Work request:
Pull every line containing "icon" from the data.

----

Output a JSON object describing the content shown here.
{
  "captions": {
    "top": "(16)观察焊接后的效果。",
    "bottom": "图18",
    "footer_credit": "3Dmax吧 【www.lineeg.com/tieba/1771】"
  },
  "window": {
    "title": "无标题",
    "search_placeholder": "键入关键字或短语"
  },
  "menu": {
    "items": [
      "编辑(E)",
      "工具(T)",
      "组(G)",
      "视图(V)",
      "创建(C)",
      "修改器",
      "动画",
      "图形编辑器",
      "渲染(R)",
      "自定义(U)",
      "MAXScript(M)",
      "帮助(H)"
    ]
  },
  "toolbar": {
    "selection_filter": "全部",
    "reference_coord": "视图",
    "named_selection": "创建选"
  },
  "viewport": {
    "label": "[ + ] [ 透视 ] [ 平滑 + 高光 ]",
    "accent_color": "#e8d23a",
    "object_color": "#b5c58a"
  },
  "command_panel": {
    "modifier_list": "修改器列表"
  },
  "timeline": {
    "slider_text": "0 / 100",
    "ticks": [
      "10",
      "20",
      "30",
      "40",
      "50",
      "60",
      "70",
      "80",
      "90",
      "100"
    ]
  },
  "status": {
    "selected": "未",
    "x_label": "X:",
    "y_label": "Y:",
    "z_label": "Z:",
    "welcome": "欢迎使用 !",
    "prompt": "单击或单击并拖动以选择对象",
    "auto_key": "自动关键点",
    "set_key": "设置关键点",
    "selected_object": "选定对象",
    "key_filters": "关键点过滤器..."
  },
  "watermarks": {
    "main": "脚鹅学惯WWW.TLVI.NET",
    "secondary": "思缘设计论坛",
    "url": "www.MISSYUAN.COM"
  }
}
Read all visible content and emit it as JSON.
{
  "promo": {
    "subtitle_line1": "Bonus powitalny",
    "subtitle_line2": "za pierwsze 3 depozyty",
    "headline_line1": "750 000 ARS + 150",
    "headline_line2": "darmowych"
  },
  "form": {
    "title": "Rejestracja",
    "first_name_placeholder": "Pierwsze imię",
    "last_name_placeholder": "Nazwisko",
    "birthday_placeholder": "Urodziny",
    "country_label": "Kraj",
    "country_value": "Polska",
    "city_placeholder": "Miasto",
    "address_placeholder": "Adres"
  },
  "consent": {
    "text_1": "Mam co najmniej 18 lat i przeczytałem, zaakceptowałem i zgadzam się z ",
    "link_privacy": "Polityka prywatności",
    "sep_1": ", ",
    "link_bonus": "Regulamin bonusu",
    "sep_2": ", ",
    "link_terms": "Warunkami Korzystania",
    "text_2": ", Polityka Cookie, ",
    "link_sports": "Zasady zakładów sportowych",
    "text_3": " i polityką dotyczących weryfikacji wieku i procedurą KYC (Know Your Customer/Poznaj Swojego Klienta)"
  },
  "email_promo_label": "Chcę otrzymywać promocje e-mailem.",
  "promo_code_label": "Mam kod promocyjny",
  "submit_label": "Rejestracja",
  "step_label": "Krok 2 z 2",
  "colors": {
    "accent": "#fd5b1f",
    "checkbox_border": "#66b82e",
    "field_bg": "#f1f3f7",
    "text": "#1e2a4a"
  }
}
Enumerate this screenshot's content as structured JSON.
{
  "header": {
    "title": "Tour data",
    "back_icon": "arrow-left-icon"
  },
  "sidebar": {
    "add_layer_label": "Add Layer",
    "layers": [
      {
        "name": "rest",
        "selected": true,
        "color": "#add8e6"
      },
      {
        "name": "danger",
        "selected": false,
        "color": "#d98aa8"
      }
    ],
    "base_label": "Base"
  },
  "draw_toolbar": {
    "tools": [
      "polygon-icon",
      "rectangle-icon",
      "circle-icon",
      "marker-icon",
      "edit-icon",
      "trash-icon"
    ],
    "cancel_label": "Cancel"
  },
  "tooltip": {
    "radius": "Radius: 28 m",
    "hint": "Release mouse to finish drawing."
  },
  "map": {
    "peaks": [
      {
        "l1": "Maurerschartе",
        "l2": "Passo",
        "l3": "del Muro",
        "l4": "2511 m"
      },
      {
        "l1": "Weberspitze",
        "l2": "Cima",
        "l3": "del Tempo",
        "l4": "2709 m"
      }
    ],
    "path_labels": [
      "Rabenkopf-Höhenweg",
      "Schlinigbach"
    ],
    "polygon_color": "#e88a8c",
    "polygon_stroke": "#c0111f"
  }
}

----

Final answer:
    "back_icon": "arrow-left-icon"
      "polygon-icon",
      "rectangle-icon",
      "circle-icon",
      "marker-icon",
      "edit-icon",
      "trash-icon"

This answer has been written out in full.